Mulch can retain moisture in the soil and help control weeds, which means you don’t have to spend time weeding or watering. When it comes to colored mulch, that adds a new and exciting design twist to your garden. Many people think mulch is an effective way to keep their garden looking great. However, that answer gets a bit more complicated with dyed mulch, such as the black variety. So, can you use black mulch for vegetable gardening?
Manufacturers typically dye black mulch with carbon. Carbon by itself isn’t harmful, but other additives might be. Manufacturers also dye mulch using plastic material, meaning they won’t decompose like regular mulch. Mulch that doesn’t decompose will eventually run dry of nutrients and sometimes contain poisons.
There is a chance that black mulch may not be appropriate for your garden. In the rest of this article, we will dig through other tips regarding dyed mulch products.
Understanding How Black Mulch is Bad for Your Garden
The actual dying process does not typically affect the longevity of your plants. Black mulch has just as much potential as regular mulch to enrich the soil and encourage young plants to grow. The problem comes from the organic matter used in the dyed mulch.
Recycled wood chips are a big part of the process of creating this dyed mulch. While recycling materials are suitable, those materials come may come from construction work.
Gardeners use this “waste wood” because they are dry, so they eagerly absorb any wet materials given to it. The problem being that construction-grade wood sometimes contains toxic chemicals.
If you decide to purchase dyed mulch, be sure you understand where the material’s source. If shopping on Amazon, check the product description. Be especially concerned if they use CCA-treated wood, which can lift the arsenic level of your soil, killing your entire vegetable garden.
Which is Better? – Red or Black Mulch?
What is the short answer: neither. The dyeing process of mulch is not harmful to your plants. All forms of dying in this field are typically through natural means:
- Black mulch dyes with carbon (typically charcoal)
- Red mulch dyes from iron oxide (iron and oxygen)
- Other pigments are through vegetable-based means
You should feel safe to ask your company of choice about their process. Most likely, your company of choice will go through the standard procedure.
Alternatives You Can Use To Colored Mulch
If you want to avoid the whole “colored mulch” issue entirely, we don’t blame you. To address this gap, we plan on listing out a few alternatives to dyed mulch.
Black plastic is a unique combination of ease-of-use and unusual design. It’s like rolling out a black welcome mat for your plants. It also reduces the amount of weeding and hoeing you have to do.
If you are considering black plastic, check out the Grower’s Solution option. This is also an excellent option for people who have an irrigation system.

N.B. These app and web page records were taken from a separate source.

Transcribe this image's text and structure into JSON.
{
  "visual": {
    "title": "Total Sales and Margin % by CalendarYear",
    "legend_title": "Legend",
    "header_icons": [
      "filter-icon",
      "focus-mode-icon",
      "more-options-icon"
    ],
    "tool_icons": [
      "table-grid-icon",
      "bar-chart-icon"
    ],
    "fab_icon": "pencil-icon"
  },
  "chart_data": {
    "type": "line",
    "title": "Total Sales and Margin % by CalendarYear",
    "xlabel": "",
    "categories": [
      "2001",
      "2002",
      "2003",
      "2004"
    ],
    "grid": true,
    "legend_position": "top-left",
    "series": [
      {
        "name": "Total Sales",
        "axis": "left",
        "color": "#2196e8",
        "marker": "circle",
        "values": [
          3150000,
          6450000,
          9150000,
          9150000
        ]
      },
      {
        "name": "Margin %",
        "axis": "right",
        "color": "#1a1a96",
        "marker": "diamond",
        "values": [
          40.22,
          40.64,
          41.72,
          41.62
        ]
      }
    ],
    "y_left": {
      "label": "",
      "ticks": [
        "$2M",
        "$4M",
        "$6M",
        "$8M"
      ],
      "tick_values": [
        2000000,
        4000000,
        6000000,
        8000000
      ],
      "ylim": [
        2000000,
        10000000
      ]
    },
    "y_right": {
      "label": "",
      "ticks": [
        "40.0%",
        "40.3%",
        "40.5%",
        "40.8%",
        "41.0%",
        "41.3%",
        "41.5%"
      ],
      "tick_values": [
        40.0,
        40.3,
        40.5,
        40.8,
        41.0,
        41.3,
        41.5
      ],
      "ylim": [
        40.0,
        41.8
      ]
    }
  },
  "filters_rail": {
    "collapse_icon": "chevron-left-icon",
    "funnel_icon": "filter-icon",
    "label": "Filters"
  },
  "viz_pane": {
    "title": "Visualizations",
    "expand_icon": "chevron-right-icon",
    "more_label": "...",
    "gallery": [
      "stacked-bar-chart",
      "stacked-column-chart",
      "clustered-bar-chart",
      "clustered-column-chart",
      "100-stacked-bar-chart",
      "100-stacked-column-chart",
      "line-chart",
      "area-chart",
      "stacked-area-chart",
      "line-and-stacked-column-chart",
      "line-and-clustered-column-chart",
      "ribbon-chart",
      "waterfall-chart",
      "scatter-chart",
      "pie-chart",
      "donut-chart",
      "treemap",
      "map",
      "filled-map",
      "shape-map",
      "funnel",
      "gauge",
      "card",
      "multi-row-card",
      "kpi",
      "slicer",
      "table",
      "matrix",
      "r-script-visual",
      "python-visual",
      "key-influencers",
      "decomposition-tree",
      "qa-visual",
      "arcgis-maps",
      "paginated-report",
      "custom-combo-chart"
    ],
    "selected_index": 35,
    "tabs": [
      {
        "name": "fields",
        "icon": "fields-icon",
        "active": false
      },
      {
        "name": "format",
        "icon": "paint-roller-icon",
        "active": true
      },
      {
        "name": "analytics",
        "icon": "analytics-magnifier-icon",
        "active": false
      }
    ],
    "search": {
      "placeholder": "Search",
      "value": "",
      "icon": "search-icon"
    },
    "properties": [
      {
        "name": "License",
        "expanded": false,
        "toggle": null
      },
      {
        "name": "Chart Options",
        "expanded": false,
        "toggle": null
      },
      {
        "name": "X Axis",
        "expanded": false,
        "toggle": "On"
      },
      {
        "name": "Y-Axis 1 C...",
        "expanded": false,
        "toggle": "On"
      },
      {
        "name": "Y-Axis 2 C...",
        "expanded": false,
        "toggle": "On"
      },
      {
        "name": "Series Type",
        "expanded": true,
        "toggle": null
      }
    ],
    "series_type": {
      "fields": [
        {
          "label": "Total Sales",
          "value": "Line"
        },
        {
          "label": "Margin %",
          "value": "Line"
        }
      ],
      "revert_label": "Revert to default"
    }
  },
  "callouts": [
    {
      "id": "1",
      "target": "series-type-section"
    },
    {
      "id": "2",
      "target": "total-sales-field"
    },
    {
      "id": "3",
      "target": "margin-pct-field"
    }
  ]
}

Be aware you will need to be careful with watering, as black plastic mulches raise soil temperatures and aren’t water permeable.
Shredded bark is often a mulch due to its excellency in moisture absorption. That makes it just as suitable at absorbing other nutrients. As bark maintains nutrient systems well, you can grow more giant vegetables and flowers quickly.
If you would like to try some out, consider Super Moss’s four-quart bag.
Organic mulch can include bark mulch but also extends to quality all of its own. They also make organic compost, so be sure that you buy the right thing. Other popular forms of shredded bark tree mulch include the following:
- Pine straw
- Straw mulch
- Orchid bark mulch
- Coco chips/mulch
- Cedar chips
Organic mulch is going to rob the soil of nitrogen. If you plan on using any form of organic or bark mulch, be sure to place down a fertilizer rich in nitrogen.
Urea offers a nitrogen-rich fertilizer with a resealable package for long-term use. Wood mulch is great; be sure to supplement it.
This article doesn’t seek to turn you off of dyed mulches. They can be an excellent addition to your garden under the right circumstances.
Like all gardening products, there is a right way and a wrong way to do things. In this case, the wrong way comes from when companies source their wood from old construction sites. The whole “reduce, reuse, recycle” ideal works as long as it doesn’t end up killing your garden.
For additional gardening tips, check out this next article on the best gardening gloves for brambles. If you plan on having a diverse garden, you’ll need something durable. Thanks for reading.